Stueve visits with students about serving in the military

Contributed photo
Dave Stueve visited with Henning School sixth, seventh and ninth graders on March 29 in recognition of Vietnam War Veterans Recognition Day.

By Chad Koenen


The Vietnam War recently came to life thanks to a familiar face at Henning School.

Dave Stueve, who is a longtime bus driver at Henning School, shared his experience and pictures from his time in the Vietnam War with Henning sixth, seventh and ninth grade students on March 29. The day brings an extra special importance to Vietnam veterans like Stueve, as a 2017 act of congress marked the day as National Vietnam War Veterans Recognition Day. The recognition comes 44 years after the final combat troops departed Vietnam on March 29, 1973.

Over the years Stueve, who was a mechanic in the Navy and served in Vietnam in 1969, has offered to speak to classes at Henning School about his experience in the Vietnam War. Though the end-of-the-year schedule hadn’t worked out in the past, this year he reached out to science teacher Dana Damm. Not only did Damm take him up on the offer to speak to one class, but soon Stueve found himself in front of all of the sixth, seventh and ninth graders on March 29.

“He said do you have three hours. It seemed like every one of (the classes) was a little bit different.”

Dave Stueve on taking Dana Damm’s offer

The Vietnam War was fought between North and South Vietnam from 1954-75. A total of 2.7 million American troops were sent to South Vietnam during the war, while South Vietnam supplied a total of 942,000 troops. The Viet Cong amassed an estimated 2.3 million troops by 1975. Much of the war was fought in dense jungle terrain, so the American military developed a chemical solution known as Agent Orange to burn through the brush and lure out the hiding Viet Cong forces. 

While Agent Orange was effective at its job, side effects occurred because of the product. Around half a million Vietnamese children were born with birth defects because of its use and American soldiers and their families have reported side effects from being exposed to the chemical. 

The United States lost 58,220 known military personnel during the war.

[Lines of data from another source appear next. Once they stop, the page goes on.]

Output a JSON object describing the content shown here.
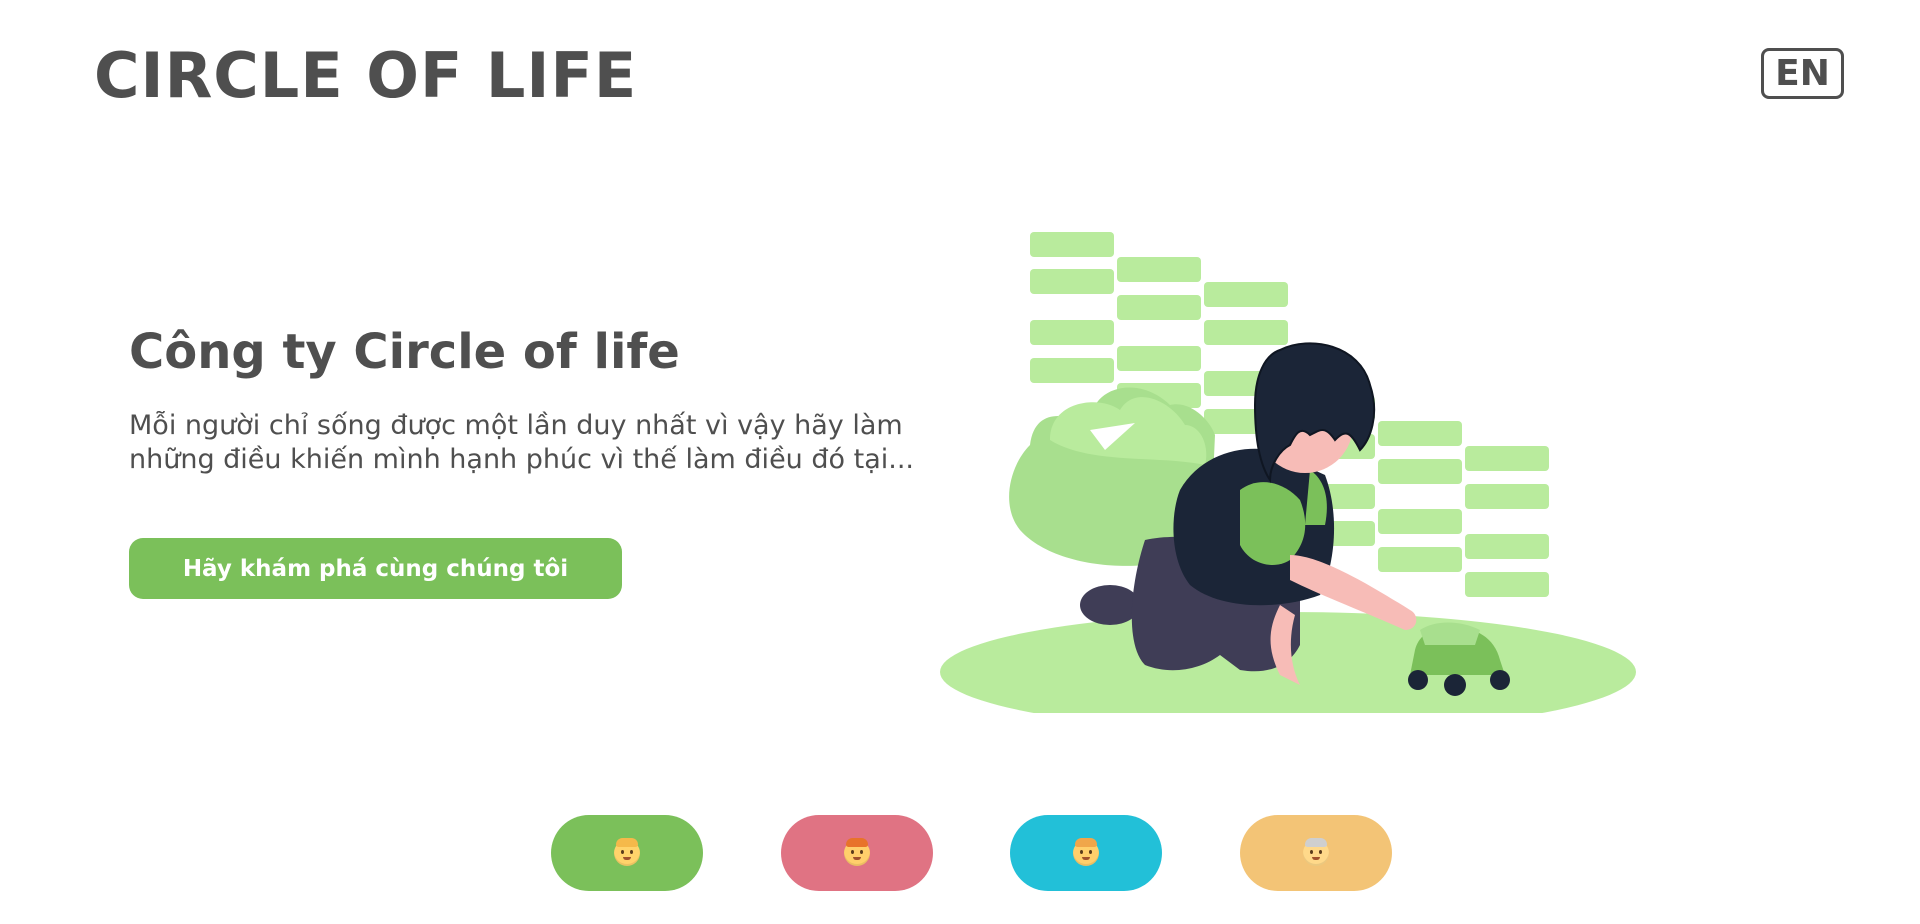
{
  "header": {
    "brand": "CIRCLE OF LIFE",
    "language_button": "EN"
  },
  "hero": {
    "title": "Công ty Circle of life",
    "description": "Mỗi người chỉ sống được một lần duy nhất vì vậy hãy làm những điều khiến mình hạnh phúc vì thế làm điều đó tại...",
    "cta_label": "Hãy khám phá cùng chúng tôi"
  },
  "life_stages": [
    {
      "icon": "baby-face-icon",
      "color": "#7bc05a"
    },
    {
      "icon": "child-face-icon",
      "color": "#e07383"
    },
    {
      "icon": "adult-face-icon",
      "color": "#22c0d8"
    },
    {
      "icon": "elder-face-icon",
      "color": "#f3c476"
    }
  ],
  "colors": {
    "text": "#4f4f4f",
    "accent_green": "#7bc05a",
    "light_green": "#b9eb9d"
  }
}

Being killed in action was the leading cause of American casualties. It is estimated South Vietnam lost between 200,000 and 250,000 fighters and the Viet Cong lost around 1.1 million combatants. Around 2 million individuals were killed in the territories of North and South Vietnam, Laos and Cambodia during the war, a majority of them were murders. 

During his time in the military, Stueve served as a mechanic in the Navy. Though he was in the Navy, Stueve said he was never on a ship, instead, he built roads. 

While Stueve said he was welcomed back to the Henning area following his service, that wasn’t the case when they landed in California as protesters lined the streets to express their displeasure with the war. 

Part of his message was to not only share his experience about the war, but to let the students know how important it is to thank a veteran who served in the military, whether that be in Vietnam, Korea, Desert Storm or any other past conflict. Stueve shared one story in which a 6-year-old in Walmart came up to him one day and thanked him for his service.

  Stueve enjoyed the opportunity to share his story about serving in the military and visit with the students throughout the day.

“It was fun I enjoyed it,” he said.